** Opening RECORDS SUPPLIED block **

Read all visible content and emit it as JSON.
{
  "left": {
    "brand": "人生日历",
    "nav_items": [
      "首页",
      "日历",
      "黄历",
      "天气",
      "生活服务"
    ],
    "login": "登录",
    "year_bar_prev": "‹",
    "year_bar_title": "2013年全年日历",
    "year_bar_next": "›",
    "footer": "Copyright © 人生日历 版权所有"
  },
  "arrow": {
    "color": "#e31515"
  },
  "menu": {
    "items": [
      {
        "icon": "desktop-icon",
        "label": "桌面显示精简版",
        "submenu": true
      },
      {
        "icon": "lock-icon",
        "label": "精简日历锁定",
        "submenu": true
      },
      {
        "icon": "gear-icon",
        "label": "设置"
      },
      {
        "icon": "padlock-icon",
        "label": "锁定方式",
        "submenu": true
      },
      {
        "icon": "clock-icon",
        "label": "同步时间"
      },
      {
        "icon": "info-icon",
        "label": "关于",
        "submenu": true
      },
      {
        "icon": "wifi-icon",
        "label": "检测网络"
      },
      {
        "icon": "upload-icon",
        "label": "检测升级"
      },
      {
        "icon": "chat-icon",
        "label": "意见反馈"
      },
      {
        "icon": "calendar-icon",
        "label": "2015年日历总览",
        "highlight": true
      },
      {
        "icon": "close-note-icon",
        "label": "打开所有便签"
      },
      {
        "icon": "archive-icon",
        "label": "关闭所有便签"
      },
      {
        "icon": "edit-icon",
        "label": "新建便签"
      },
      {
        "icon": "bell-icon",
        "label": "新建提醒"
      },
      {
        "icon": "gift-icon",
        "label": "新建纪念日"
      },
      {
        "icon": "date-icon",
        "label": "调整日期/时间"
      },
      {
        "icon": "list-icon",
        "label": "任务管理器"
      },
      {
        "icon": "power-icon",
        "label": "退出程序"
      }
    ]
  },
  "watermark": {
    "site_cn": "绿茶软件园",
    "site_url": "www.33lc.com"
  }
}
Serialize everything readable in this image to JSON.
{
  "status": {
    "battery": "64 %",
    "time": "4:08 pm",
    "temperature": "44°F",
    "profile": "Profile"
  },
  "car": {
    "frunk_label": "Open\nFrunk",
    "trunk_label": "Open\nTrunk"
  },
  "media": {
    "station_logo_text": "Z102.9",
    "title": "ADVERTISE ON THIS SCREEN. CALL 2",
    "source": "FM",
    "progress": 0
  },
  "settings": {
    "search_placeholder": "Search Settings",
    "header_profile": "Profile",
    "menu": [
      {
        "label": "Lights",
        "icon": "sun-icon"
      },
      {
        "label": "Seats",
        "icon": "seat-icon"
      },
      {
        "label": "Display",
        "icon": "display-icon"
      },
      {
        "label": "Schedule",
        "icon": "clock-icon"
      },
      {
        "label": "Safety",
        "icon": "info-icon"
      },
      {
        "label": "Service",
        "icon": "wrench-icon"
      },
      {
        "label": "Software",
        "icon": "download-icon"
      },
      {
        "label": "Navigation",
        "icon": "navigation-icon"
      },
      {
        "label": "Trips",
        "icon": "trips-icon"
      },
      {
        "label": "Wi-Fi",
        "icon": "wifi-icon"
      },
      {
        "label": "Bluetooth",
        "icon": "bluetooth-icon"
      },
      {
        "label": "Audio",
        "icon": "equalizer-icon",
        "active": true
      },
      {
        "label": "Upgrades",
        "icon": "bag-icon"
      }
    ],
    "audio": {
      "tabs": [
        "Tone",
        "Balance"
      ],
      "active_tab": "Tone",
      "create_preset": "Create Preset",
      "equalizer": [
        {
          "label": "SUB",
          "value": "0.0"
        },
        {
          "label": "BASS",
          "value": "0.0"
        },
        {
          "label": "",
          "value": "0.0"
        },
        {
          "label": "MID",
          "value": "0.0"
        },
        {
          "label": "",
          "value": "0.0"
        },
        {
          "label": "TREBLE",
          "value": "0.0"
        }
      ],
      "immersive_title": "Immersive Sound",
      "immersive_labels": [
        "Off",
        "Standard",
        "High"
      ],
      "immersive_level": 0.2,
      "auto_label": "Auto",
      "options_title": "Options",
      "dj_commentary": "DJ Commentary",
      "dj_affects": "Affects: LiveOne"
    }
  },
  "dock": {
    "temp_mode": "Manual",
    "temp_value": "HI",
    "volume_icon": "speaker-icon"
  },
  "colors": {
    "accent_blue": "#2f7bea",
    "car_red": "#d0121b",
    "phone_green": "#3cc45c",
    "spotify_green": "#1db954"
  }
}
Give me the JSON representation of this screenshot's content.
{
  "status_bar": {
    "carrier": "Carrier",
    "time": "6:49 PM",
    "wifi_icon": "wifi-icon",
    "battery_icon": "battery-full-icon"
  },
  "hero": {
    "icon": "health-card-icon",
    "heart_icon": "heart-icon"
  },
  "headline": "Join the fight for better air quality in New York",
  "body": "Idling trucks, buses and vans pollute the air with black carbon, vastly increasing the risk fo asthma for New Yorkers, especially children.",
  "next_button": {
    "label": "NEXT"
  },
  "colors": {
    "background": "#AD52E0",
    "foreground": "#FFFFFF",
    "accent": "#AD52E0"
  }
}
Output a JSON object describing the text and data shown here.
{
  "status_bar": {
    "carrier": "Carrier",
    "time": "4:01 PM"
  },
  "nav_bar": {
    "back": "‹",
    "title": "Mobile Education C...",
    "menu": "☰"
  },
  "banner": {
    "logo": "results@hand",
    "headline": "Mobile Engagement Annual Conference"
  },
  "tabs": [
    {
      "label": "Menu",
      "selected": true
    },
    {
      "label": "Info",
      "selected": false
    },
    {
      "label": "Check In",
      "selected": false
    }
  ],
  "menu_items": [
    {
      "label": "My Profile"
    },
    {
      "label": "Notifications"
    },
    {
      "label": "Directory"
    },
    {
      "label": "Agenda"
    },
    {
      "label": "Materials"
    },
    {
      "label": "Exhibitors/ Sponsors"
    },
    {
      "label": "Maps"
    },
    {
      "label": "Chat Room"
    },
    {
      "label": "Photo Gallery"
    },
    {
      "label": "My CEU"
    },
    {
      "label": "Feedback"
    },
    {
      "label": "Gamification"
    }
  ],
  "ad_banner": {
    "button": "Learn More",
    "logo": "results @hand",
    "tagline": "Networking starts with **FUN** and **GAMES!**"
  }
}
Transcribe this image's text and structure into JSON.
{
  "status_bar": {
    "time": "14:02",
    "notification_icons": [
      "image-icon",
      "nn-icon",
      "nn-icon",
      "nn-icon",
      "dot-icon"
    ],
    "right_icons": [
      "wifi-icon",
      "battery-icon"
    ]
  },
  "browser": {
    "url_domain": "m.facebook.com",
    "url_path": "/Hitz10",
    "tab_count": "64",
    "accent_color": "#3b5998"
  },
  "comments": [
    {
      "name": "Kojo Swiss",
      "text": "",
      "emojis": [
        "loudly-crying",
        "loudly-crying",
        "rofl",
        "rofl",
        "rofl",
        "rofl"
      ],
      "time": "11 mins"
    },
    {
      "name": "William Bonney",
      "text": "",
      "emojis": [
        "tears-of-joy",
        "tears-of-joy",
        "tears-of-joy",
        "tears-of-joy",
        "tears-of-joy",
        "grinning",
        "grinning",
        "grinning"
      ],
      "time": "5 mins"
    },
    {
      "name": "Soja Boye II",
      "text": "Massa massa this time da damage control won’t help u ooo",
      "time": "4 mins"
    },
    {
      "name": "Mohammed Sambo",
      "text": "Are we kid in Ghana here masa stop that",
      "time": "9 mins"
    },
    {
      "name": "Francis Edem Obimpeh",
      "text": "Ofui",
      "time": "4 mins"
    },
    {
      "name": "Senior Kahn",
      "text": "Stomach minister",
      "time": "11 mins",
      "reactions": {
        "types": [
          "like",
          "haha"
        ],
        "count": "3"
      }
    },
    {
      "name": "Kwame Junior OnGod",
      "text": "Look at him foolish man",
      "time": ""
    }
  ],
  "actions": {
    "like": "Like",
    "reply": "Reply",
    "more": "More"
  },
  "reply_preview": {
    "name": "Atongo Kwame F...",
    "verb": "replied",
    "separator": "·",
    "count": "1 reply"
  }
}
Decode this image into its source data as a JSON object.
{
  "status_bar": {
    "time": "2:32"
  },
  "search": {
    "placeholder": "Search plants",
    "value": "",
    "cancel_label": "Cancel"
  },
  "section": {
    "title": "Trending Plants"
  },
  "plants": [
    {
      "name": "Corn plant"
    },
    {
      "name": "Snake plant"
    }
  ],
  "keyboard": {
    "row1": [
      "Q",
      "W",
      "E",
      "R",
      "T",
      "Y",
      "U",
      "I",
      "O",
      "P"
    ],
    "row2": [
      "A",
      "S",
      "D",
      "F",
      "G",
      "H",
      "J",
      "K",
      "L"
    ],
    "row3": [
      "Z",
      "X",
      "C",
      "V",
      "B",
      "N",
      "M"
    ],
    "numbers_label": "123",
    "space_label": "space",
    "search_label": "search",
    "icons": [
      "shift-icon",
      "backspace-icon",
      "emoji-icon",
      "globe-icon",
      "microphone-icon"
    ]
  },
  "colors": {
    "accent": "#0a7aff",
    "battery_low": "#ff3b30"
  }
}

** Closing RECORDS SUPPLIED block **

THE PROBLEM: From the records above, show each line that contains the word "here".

RESULT FOR THIS EXERCISE:
Output a JSON object describing the text and data shown here.
      "text": "Are we kid in Ghana here masa stop that",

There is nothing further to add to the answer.